David “Duke” Boylan-Kolchin may have scored 25 goals and maintained a 100% catching percentage with the Breeze in 2015, but his introduction to ultimate was fairly ordinary. Picture the quintessential summer camp experience that many kids, future ultimate players and not, share; a mob of 10-year olds chasing some plastic and a teenaged counselor around without any semblance of organization. From these humble roots, Duke went on to play for his high school team, and qualified for high school Nationals in 1999 and 2000. He continued playing at Columbia University.
When summer club season rolled around, he went out for a middle of the road team in Brooklyn, doubting he could play high-level. When he cleaned up at tryouts, he started to get the hint. It took a first round draft pick for New York City’s summer league for him to realize he was “good” at Ultimate. Duke went on to play club in New York for 8 years, on PoNY for 5 of them, including their inaugural season in 2005. He was a linchpin in bringing PoNY to their first nationals in 2008, scoring six goals, including the game winner, and grabbing seven Ds in the game to go.
In 2010, graduate school at American University brought Duke to DC and to Truck Stop. Duke’s experience on Truck was “reinvigorating;” he had been on the verge of hanging up his cleats post-PoNY. Thankfully, that thought was short lived. Duke recalls beating Chain Lightning 15-12 at Nationals that year, and his wife Sara recalls the details. “He had a bazillion Ds. It was amazing.”
Duke played offense for his first 5 or 6 club years but moved to the defensive line until this past season when returned as offensive cutter with both Truck and the Breeze. He describes himself as an “opportunistic and patient” player on both O and D. Subtlety, to the point of being “sneaky” is one of his strong suits. Whether he intentionally plays mind games is up for debate but Duke does lull his opponent into a false sense of confidence, waiting for them to underestimate him. They think, “‘oh he’s just standing there, jogging, whatever…’” and then he takes off. “I think it’s one of my strengths.”

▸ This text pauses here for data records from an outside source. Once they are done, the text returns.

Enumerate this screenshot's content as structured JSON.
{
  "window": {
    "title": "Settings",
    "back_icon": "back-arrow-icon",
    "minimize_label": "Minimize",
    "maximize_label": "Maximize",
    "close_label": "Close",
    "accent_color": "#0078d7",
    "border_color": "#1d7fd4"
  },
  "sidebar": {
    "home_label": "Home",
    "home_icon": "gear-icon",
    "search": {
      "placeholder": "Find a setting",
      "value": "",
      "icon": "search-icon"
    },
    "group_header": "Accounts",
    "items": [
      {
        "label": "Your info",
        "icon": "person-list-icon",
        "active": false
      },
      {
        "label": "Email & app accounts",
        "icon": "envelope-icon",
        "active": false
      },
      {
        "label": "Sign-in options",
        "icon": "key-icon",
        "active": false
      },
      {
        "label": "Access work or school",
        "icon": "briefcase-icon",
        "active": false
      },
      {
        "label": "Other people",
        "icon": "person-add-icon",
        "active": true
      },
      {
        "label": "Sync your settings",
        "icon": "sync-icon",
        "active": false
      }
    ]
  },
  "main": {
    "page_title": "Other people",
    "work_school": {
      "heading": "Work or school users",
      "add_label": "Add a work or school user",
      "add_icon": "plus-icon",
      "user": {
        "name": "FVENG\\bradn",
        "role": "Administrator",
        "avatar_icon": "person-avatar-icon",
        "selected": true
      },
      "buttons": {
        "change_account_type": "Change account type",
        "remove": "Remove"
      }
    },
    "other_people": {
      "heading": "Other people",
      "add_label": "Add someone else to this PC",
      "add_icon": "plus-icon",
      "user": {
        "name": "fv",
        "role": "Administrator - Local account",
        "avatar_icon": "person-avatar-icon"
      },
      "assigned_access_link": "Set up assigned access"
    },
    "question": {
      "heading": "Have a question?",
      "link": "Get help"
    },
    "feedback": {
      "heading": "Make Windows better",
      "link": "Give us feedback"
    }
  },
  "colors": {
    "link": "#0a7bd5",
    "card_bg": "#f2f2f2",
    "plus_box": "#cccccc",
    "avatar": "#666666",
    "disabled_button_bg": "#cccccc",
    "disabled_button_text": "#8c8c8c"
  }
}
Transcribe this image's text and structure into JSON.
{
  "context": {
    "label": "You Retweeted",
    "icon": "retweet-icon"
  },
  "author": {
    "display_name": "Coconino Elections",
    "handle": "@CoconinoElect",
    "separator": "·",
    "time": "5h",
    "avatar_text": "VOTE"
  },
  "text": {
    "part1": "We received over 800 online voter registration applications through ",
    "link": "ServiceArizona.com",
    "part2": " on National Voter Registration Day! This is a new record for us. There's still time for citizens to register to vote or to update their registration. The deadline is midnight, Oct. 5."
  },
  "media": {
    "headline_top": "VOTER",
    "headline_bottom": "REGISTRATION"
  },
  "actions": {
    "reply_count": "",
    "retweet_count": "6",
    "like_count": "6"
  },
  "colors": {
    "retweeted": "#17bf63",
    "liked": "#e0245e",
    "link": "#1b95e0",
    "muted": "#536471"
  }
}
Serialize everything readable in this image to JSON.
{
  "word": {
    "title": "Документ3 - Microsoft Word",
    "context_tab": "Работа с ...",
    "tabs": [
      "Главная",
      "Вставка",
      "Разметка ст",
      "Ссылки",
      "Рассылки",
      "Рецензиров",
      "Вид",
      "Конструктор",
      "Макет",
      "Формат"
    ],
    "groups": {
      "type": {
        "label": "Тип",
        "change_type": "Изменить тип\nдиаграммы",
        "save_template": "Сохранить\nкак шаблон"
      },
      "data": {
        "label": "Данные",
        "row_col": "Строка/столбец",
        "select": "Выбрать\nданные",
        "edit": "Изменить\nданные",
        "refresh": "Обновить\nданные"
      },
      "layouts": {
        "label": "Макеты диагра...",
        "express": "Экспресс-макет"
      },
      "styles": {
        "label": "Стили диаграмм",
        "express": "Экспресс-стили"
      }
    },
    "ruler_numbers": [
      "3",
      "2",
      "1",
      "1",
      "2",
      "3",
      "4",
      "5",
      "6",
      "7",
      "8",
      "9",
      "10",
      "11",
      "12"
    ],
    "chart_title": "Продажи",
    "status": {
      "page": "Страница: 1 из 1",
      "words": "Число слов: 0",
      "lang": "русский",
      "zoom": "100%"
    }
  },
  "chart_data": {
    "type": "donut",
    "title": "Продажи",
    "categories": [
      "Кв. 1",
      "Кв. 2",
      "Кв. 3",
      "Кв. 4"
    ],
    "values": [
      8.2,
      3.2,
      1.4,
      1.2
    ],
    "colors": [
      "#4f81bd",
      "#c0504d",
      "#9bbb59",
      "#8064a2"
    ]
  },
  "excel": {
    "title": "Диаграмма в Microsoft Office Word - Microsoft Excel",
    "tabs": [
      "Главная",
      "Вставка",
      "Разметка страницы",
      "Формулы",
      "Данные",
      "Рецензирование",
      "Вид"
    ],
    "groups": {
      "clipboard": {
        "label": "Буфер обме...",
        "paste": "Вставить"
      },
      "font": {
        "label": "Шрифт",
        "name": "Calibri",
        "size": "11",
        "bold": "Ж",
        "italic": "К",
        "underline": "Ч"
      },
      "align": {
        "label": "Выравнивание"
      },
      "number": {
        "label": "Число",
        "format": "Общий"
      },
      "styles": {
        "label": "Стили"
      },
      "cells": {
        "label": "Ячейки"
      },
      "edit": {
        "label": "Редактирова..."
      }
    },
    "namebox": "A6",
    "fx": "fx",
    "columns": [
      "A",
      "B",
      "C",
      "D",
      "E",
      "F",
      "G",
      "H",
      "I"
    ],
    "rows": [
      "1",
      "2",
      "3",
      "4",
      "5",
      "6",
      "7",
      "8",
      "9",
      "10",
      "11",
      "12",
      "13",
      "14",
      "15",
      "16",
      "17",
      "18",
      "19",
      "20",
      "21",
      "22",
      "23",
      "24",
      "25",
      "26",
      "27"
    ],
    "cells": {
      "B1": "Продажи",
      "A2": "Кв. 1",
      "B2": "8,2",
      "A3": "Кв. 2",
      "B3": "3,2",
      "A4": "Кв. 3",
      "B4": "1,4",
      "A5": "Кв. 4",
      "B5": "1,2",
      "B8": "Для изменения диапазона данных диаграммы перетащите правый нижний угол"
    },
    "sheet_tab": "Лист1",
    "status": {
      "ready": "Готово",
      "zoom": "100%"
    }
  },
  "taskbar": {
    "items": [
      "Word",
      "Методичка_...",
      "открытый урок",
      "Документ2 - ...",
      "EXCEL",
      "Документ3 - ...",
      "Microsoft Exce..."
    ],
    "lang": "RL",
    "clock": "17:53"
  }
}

“I’m continually adjusting as I get older,” Duke says. “I used to rely on explosiveness and speed” and now he grumbles, he has to lay out to secure the D. “I’ll go back to tennis when I’m too broken for ultimate.”
Duke looks forward to the Breeze coming together for its most competitive season yet. In Duke’s eyes, everyone who plays for the Breeze plays for the “camaraderie, the way the team gets along.” Of course, playing for Dutchy (“the best coach in the world”) is a big draw, too. “He just has this perspective on the game as a whole.” Dutchy’s experience with many diverse, high level teams plus the Breeze camaraderie, the spirit of standing on the line alongside a group people you genuinely enjoy playing with, encouraged Duke to join the Breeze roster in 2015 and kept him hooked for 2016. At the same time he recognizes that seasonal transitions, and converting conviviality into competitiveness, can be challenging. “How do you grow [from that], go ‘from this team is really fun to play for’” to a force in the League? With the caliber of players already stacked on the Breeze 2016 roster and Dutchy at the helm, they won’t have too much trouble. Duke knows “it’ll be some good ultimate, for sure.”
— Libby Chamberlin, Breeze Staff Writer
Jarnail to Duke for Layout Goal vs Ottawa, 4/18/2015